There is absolutely no doubt that this country faces serious issues of income inequality. But killing a trade deal when it offers at least the hope of a better future for the American economy is not the way to fix those pressing problems.
It's about time that the Democratic rank and file rebelled against the corporate domination of the Democratic presidential party. Last week's events should ring down the curtain on the era of "trade" deals like NAFTA and TPP.
Most Americans are unaware that much of our patriotic culture -- including many of the leading symbols and songs -- was created by people with decidedly progressive sympathies. Progressives understand that people can disagree with their government and still love their country and its ideals.
This week, the nation waited in breathless anticipation for the expected announcement tomorrow that Jeb Bush is running for president. Bush, who seems more adept at raising money than votes (he hasn't gotten one since 2002, the year his brother called for "regime change" in Iraq), appears to be the Republican most capable of uniting the money wing of the party with the money wing of the party. If nothing else, Bush's extended run-up to actually running demonstrates how pointless and fake so much of campaign coverage is. And the "process journalism" doesn't stop after Election Day. On Friday, President Obama suffered a defeat on fast-track authority for the Trans-Pacific Partnership trade deal. But most of the coverage was over the political and procedural ins-and-outs rather than the effects of the bill itself. Too bad we can't contain the media's horse-race coverage to the exploits of American Pharoah.
Washington's determination to defend much of the globe has made the U.S. an international sucker, especially vulnerable to manipulation by supposed friends.
Trade deals are one subject (one of the very few left) which do not break down on party line. Both the Republicans and the Democrats are split over the issue, so it's not a repeat of the usual partisan battle lines. But it is a clear defeat for Obama, who lobbied hard to very little effect.
It is becoming increasingly difficult for young people to find jobs, and those who do manage to find them are often working part time when they need full time paychecks.
Joseph Nye is a University Distinguished Professor at Harvard University. He was also the former Dean of Harvard's John F. Kennedy School of Government, and an Assistant Secretary of Defense under the Clinton administration.
When Fox News says that Geller is "not standing down to radical Islam," they also mean that Geller and others aren't aware that the biggest arms dealer to Middle Eastern nations is the United States. Sadly, the right-wing blogosphere never correlates these geopolitical realities to their dire warnings about Islam.
I worry that the media and the public will focus on the wrong things and damage her electability.

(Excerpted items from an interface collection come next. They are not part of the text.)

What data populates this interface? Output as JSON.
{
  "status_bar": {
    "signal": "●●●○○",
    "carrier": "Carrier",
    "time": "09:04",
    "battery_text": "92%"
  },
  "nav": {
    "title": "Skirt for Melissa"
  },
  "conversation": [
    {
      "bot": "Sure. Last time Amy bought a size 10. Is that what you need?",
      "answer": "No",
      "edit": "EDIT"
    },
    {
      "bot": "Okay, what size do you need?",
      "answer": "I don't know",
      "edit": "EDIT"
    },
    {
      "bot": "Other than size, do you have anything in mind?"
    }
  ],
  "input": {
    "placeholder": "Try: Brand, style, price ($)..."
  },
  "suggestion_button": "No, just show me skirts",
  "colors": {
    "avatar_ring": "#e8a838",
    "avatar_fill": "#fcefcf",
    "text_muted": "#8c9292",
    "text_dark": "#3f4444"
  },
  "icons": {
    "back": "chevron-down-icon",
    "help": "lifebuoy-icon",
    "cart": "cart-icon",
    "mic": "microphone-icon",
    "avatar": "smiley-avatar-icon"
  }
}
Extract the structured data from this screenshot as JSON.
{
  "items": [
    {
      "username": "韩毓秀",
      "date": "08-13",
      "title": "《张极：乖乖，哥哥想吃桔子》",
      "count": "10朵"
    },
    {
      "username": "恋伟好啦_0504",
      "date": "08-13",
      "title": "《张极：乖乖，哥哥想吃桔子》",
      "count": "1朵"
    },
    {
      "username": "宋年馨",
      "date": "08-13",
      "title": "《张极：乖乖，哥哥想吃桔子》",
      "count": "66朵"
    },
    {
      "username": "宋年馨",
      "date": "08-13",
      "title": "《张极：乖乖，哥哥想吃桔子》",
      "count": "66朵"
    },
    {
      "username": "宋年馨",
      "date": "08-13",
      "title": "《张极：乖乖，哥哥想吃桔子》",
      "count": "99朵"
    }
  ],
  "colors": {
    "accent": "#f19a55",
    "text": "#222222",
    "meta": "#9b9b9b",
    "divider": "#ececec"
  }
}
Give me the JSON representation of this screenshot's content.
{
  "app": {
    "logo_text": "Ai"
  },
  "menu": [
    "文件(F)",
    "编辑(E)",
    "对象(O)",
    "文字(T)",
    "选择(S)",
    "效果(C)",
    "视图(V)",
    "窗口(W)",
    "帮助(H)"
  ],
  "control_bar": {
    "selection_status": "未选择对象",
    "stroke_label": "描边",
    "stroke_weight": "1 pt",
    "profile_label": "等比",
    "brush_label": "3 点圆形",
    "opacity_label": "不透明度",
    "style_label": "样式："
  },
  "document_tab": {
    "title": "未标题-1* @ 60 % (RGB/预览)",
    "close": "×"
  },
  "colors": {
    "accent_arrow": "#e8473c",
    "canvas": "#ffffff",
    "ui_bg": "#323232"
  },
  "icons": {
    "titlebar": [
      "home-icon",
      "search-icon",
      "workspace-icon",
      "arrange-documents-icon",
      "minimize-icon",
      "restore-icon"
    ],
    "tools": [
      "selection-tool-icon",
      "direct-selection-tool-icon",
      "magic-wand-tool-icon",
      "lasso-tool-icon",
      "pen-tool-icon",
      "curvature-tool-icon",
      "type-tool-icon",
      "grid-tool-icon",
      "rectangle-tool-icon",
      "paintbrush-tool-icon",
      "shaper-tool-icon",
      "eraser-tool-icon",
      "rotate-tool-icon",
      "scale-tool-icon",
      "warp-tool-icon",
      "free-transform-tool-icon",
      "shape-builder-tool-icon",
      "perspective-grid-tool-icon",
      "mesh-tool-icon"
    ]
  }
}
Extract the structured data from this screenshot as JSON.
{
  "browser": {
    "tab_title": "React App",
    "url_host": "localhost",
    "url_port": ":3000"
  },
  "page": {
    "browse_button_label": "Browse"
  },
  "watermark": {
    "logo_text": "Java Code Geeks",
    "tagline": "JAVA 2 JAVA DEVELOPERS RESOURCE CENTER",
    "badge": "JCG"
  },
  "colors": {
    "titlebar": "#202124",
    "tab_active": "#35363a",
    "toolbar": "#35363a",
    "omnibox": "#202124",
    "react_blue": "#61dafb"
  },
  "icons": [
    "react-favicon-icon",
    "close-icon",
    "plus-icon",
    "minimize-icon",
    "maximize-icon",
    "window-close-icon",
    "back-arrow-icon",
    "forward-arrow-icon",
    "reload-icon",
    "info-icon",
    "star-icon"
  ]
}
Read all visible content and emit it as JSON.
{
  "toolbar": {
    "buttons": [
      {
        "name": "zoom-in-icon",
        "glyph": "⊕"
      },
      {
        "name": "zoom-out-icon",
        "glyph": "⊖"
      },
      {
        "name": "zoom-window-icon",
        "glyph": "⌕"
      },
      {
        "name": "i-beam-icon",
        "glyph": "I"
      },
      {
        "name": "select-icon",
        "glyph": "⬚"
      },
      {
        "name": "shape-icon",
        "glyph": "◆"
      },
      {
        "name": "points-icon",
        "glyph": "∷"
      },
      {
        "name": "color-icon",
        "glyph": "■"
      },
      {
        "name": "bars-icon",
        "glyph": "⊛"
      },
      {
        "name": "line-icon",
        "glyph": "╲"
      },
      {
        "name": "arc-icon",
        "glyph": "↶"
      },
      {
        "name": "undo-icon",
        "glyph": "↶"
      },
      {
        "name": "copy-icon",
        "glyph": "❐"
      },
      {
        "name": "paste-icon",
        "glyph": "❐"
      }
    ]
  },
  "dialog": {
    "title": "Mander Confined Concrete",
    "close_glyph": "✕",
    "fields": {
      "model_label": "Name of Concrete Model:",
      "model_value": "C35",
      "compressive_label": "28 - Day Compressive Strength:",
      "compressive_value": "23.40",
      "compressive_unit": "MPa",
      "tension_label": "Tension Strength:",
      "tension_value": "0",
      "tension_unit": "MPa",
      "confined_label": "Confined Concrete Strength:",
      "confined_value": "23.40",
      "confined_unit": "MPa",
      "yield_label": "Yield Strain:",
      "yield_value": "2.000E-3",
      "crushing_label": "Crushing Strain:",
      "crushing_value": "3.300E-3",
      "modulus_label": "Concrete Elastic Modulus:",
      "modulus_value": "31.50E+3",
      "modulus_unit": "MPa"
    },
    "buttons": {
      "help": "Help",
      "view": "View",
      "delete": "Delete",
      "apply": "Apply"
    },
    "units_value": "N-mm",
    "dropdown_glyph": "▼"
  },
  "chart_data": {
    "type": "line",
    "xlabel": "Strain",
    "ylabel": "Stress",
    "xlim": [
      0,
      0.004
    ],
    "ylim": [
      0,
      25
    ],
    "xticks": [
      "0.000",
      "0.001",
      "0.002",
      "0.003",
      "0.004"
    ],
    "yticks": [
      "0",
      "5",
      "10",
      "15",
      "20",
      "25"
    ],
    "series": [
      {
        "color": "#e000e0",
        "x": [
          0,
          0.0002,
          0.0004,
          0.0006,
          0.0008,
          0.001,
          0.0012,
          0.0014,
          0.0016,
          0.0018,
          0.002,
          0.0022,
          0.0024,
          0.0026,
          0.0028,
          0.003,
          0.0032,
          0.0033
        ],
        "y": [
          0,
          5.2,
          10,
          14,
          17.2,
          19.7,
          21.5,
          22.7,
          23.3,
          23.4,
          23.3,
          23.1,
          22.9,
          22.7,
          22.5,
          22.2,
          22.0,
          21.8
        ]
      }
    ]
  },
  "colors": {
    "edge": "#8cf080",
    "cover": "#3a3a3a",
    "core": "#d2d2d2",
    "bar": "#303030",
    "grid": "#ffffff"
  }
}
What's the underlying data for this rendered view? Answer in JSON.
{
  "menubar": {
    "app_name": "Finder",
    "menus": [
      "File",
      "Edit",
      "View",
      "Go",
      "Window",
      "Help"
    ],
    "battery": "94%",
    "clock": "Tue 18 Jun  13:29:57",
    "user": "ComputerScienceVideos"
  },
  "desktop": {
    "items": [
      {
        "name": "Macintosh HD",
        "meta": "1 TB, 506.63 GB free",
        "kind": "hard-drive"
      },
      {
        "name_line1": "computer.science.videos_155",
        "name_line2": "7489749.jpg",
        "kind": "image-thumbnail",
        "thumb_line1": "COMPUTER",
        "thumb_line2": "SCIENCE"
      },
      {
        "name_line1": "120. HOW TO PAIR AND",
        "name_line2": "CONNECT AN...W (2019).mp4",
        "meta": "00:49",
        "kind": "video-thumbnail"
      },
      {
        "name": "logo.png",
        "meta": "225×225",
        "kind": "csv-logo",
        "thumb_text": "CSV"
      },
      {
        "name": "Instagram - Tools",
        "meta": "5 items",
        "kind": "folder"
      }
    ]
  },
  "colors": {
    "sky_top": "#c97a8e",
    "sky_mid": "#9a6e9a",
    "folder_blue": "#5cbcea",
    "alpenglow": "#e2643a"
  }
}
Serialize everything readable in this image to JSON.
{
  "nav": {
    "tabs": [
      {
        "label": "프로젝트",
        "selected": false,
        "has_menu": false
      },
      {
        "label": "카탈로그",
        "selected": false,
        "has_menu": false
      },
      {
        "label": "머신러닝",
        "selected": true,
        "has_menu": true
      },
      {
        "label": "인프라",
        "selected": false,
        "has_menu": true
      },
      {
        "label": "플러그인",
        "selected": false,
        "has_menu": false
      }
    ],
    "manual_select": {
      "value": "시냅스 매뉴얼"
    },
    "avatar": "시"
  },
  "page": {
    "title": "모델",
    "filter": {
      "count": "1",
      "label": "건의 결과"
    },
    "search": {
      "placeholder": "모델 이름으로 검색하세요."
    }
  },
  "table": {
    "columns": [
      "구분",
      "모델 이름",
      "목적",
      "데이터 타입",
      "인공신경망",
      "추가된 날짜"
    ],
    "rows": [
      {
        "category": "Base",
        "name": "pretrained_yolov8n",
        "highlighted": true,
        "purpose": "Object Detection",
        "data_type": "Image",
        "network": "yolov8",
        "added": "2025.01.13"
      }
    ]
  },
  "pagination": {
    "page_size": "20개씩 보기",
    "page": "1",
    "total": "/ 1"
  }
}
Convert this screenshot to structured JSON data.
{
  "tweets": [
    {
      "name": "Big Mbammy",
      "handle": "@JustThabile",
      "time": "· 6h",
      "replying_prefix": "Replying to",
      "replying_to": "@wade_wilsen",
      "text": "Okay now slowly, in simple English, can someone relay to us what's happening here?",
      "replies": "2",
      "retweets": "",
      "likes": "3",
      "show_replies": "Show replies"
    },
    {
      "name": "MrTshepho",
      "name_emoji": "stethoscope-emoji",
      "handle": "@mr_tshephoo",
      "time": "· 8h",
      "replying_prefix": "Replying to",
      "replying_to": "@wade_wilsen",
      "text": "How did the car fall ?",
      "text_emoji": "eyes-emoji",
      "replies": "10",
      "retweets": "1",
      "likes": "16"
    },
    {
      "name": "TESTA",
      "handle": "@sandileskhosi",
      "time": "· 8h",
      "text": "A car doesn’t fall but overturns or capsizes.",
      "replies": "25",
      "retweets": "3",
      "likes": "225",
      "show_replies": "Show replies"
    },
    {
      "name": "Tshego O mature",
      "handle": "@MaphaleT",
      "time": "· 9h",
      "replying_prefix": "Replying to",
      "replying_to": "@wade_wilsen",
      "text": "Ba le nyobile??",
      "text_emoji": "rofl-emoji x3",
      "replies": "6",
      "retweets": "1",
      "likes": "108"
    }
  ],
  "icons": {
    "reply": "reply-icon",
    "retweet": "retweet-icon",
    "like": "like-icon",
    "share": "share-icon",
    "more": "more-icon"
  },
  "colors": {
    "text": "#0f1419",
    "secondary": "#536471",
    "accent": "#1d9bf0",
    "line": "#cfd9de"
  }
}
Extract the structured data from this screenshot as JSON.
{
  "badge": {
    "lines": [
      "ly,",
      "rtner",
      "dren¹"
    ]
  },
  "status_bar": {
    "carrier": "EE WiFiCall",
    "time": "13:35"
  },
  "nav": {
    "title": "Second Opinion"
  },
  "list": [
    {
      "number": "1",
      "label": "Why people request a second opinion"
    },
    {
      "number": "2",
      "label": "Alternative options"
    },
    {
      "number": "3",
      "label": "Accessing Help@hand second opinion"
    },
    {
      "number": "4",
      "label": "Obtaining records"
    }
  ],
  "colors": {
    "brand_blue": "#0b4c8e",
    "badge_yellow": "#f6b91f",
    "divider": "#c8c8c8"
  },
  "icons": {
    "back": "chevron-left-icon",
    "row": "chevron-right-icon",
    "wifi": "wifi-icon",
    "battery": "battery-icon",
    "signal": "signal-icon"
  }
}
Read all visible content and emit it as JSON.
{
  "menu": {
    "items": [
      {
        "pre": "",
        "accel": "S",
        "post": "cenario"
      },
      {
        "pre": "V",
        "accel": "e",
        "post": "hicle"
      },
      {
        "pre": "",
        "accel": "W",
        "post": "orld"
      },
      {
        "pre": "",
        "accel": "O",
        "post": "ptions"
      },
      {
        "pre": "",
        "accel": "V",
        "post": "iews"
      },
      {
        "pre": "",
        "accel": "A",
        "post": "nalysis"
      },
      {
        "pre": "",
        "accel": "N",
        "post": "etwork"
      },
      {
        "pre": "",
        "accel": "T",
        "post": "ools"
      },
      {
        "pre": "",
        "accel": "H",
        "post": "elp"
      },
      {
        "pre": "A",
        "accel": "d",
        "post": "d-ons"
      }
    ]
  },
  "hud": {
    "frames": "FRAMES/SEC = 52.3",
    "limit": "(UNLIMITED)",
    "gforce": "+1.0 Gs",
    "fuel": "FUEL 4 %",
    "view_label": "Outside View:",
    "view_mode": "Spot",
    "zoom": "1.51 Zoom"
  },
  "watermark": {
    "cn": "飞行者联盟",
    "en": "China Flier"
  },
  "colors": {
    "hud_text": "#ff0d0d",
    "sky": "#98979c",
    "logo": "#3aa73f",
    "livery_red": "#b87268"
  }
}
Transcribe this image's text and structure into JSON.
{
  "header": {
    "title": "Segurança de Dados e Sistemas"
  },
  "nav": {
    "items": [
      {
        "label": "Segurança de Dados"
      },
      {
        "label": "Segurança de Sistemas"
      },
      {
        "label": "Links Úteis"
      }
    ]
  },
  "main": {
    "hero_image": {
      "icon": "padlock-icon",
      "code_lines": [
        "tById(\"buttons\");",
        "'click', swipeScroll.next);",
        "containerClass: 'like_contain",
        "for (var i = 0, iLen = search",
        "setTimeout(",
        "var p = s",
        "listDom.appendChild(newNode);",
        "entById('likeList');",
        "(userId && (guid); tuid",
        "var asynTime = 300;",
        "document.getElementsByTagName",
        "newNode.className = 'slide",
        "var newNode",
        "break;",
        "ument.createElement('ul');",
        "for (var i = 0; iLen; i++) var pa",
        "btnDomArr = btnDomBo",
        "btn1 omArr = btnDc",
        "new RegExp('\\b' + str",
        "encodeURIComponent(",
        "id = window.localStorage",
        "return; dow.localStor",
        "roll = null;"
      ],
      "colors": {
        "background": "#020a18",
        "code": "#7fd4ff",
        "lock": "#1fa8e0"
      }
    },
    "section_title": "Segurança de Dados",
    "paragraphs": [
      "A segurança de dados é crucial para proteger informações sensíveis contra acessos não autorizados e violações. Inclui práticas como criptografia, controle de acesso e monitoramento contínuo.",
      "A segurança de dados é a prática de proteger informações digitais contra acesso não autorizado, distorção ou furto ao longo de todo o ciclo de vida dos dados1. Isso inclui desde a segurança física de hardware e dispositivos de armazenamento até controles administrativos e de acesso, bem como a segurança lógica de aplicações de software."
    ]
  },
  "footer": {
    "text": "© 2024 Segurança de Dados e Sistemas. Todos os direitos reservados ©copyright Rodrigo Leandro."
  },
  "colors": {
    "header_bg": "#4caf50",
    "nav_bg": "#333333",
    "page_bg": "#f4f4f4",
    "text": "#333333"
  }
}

I worry that she will stumble late in the campaign. I worry that there is no Democratic back-up plan.
The Clintons like to sail pretty close to the wind to gain advantage in all circumstances. If we haven't learned that about them by now, we haven't le...
President Barack Obama has an opportunity to change the course of events in the Middle East, if he shows enough determination, boldness, and vision. This way, he could enter history as a bold leader.
Why hasn't Obama, as the first African American president, more fully embraced Title I, which was so enthusiastically supported for decades by African Americans? Is this an indication of broader problems with Title I?
While some candidates hold their ground, promising to pursue a constitutional amendment banning same-sex marriage if the Supreme Court upholds recognition of it in rulings expected this month, the movement in support of same-sex marriage is simply tectonic.
A key aspect of the TPP will be the provision of "investor-state dispute settlement" (ISDS). The name sounds innocuous, but its content puts at risk core elements of the American legal system -- America's commitment to open courts and equal treatment.
Let me put this as politely as I can. David Brooks has taken leave of his senses. There are no Republicans anywhere in this country who could be elected to the U.S. Senate, let alone the House of Representatives, who would ever, ever be part of any kind of bipartisan governing majority led by a Democratic president -- no matter how moderate he or she is.